Background: Approximately 65% of obese individuals have non-alcoholic fatty liver disease (NAFLD), and this condition is strongly related to the development of insulin resistance and diabetes. Innovative lifestyle strategies to treat NAFLD are critically needed. Alternate day fasting (ADF) has been shown in animals to reduce hepatic steatosis and improve hepatic insulin sensitivity, but these findings have yet to be confirmed in human subjects. ADF consists of a ?feast day? where individuals are permitted to consume food ad libitum, alternated with a ?fast day? where individuals consume 25% of their usual intake (~500 kcal). We recently performed a pilot study to evaluate the effects of ADF combined with exercise, versus ADF or exercise alone, on hepatic parameters in prediabetic NAFLD patients. Our results show that the combination of ADF plus exercise produced greater reductions in alanine aminotransferase (ALT; an indirect marker of hepatic steatosis), compared to ADF alone, or exercise alone, after 12 weeks. Greater decreases in insulin resistance, HbA1c, LDL cholesterol, and more pronounced increases in HDL cholesterol, were observed in the combination group versus individual interventions. Data from our pilot trial also suggest that these decreases in insulin resistance may be mediated in part by changes in hepatocyte-derived hormones (hepatokines) that occur with liver fat reduction. Although these pilot findings are very promising, these data still require confirmation by a well powered longer-term (24 week) clinical trial. Hypotheses: The present proposal will test the following hypotheses: (1) The combination group (ADF plus exercise) will experience greater reductions in hepatic steatosis (measured by magnetic resonance spectroscopy; MRS) when compared to ADF or exercise alone; (2) The combination group will experience greater improvements in hepatokine profile (fetuin-A, fetuin B, FGF-21, RBP4, selenoprotein P, SHBG, adropin) when compared to ADF or exercise alone; (3) The combination group will experience greater improvements in hepatic insulin sensitivity, insulin resistance and HbA1c and other metabolic disease risk variables (fasting glucose, fasting insulin, triglycerides, LDL cholesterol, LDL particle size, blood pressure, inflammatory parameters) when compared to ADF or exercise alone. Methods: To test these objectives, a 24-week randomized, controlled, parallel-arm feeding trial will be implemented. Obese prediabetic individuals with NAFLD (n = 180) will be randomized to 1 of 4 groups: (1) ADF (fast day: 25% energy intake, feed day: ad libitum fed, no exercise), (2) exercise (ad libitum fed, training 5 days/week supervised), (3) combination (ADF plus exercise), and (4) control (ad libitum fed, no exercise). Significance: If the aims of this application are achieved, this study will be the first to show that the combination of alternate day fasting plus aerobic exercise is an effective non-pharmacological therapy to reduce hepatic steatosis, improve hepatic insulin sensitivity and prevent the progression of prediabetes to type 2 diabetes in NAFLD patients.

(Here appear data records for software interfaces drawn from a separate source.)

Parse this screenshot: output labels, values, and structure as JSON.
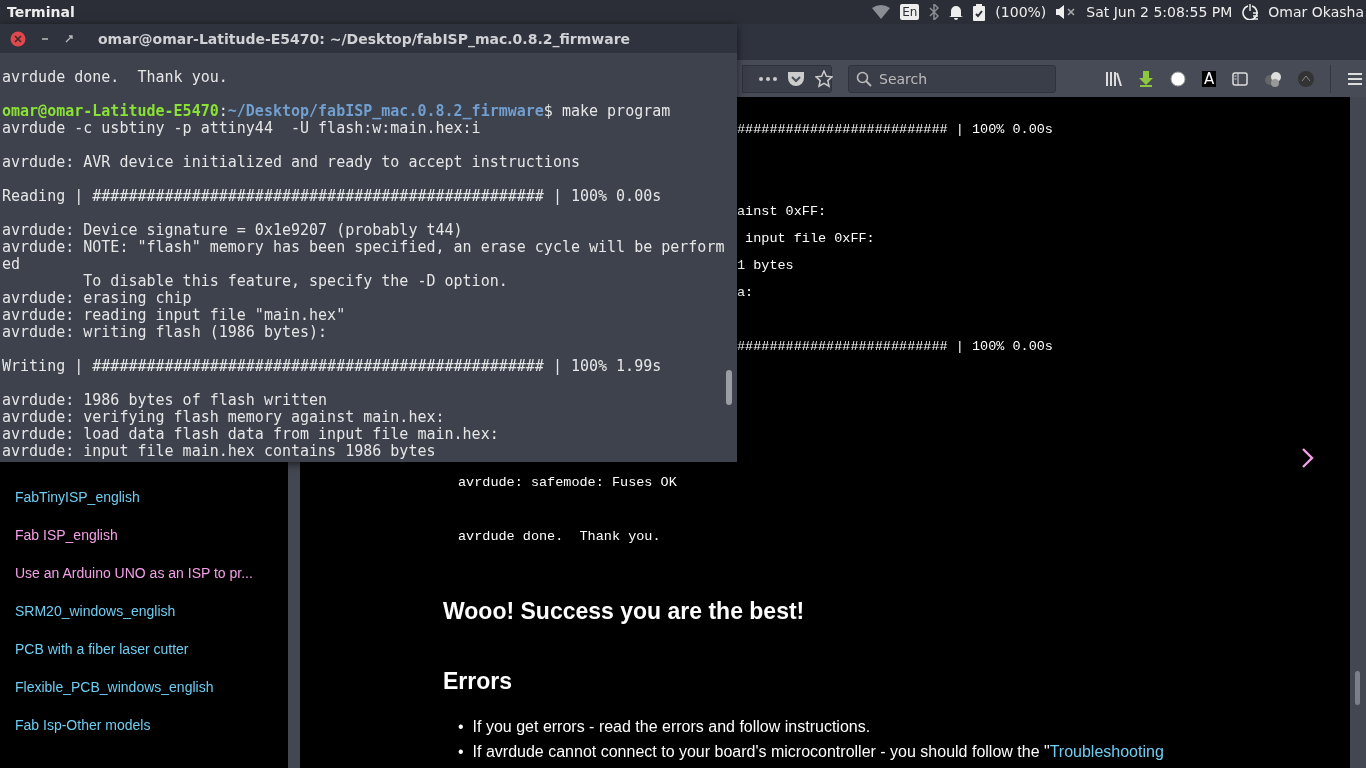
{
  "top_panel": {
    "app_name": "Terminal",
    "keyboard_layout": "En",
    "battery": "(100%)",
    "clock": "Sat Jun  2  5:08:55 PM",
    "user": "Omar Okasha"
  },
  "browser": {
    "toolbar": {
      "search": {
        "placeholder": "Search"
      },
      "extension_label": "A"
    },
    "sidebar": {
      "items": [
        {
          "label": "FabTinyISP_english",
          "color": "#6fcdf2"
        },
        {
          "label": "Fab ISP_english",
          "color": "#f3a0e6"
        },
        {
          "label": "Use an Arduino UNO as an ISP to pr...",
          "color": "#f3a0e6"
        },
        {
          "label": "SRM20_windows_english",
          "color": "#6fcdf2"
        },
        {
          "label": "PCB with a fiber laser cutter",
          "color": "#6fcdf2"
        },
        {
          "label": "Flexible_PCB_windows_english",
          "color": "#6fcdf2"
        },
        {
          "label": "Fab Isp-Other models",
          "color": "#6fcdf2"
        }
      ]
    },
    "article": [
      {
        "kind": "code",
        "clipped": true,
        "lines": [
          "########################## | 100% 0.00s"
        ]
      },
      {
        "kind": "code",
        "clipped": true,
        "lines": [
          "ainst 0xFF:",
          " input file 0xFF:",
          "1 bytes",
          "a:"
        ]
      },
      {
        "kind": "code",
        "clipped": true,
        "lines": [
          "########################## | 100% 0.00s"
        ]
      },
      {
        "kind": "code",
        "clipped": false,
        "lines": [
          "avrdude: safemode: Fuses OK"
        ]
      },
      {
        "kind": "code",
        "clipped": false,
        "lines": [
          "avrdude done.  Thank you."
        ]
      },
      {
        "kind": "heading",
        "text": "Wooo! Success you are the best!"
      },
      {
        "kind": "heading",
        "text": "Errors"
      },
      {
        "kind": "list",
        "items": [
          {
            "bullet": "•",
            "text": "If you get errors - read the errors and follow instructions."
          },
          {
            "bullet": "•",
            "text": "If avrdude cannot connect to your board's microcontroller - you should follow the \"",
            "link": "Troubleshooting"
          }
        ]
      }
    ]
  },
  "terminal": {
    "title": "omar@omar-Latitude-E5470: ~/Desktop/fabISP_mac.0.8.2_firmware",
    "lines": [
      {
        "kind": "output",
        "text": "avrdude done.  Thank you."
      },
      {
        "kind": "blank"
      },
      {
        "kind": "prompt",
        "user": "omar@omar-Latitude-E5470",
        "separator": ":",
        "path": "~/Desktop/fabISP_mac.0.8.2_firmware",
        "command": "$ make program"
      },
      {
        "kind": "output",
        "text": "avrdude -c usbtiny -p attiny44  -U flash:w:main.hex:i"
      },
      {
        "kind": "blank"
      },
      {
        "kind": "output",
        "text": "avrdude: AVR device initialized and ready to accept instructions"
      },
      {
        "kind": "blank"
      },
      {
        "kind": "output",
        "text": "Reading | ################################################## | 100% 0.00s"
      },
      {
        "kind": "blank"
      },
      {
        "kind": "output",
        "text": "avrdude: Device signature = 0x1e9207 (probably t44)"
      },
      {
        "kind": "output",
        "text": "avrdude: NOTE: \"flash\" memory has been specified, an erase cycle will be perform"
      },
      {
        "kind": "output",
        "text": "ed"
      },
      {
        "kind": "output",
        "text": "         To disable this feature, specify the -D option."
      },
      {
        "kind": "output",
        "text": "avrdude: erasing chip"
      },
      {
        "kind": "output",
        "text": "avrdude: reading input file \"main.hex\""
      },
      {
        "kind": "output",
        "text": "avrdude: writing flash (1986 bytes):"
      },
      {
        "kind": "blank"
      },
      {
        "kind": "output",
        "text": "Writing | ################################################## | 100% 1.99s"
      },
      {
        "kind": "blank"
      },
      {
        "kind": "output",
        "text": "avrdude: 1986 bytes of flash written"
      },
      {
        "kind": "output",
        "text": "avrdude: verifying flash memory against main.hex:"
      },
      {
        "kind": "output",
        "text": "avrdude: load data flash data from input file main.hex:"
      },
      {
        "kind": "output",
        "text": "avrdude: input file main.hex contains 1986 bytes"
      }
    ]
  }
}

Approximately 65% of obese individuals have non-alcoholic fatty liver disease (NAFLD), and this condition is strongly related to the development of insulin resistance and diabetes. Innovative lifestyle strategies to treat NAFLD are critically needed. The proposed research will demonstrate that alternate day fasting (ADF) combined with exercise is an effective non-pharmacological therapy to help obese prediabetic individuals with NAFLD reduce fatty liver and prevent progression of prediabetes to diabetes.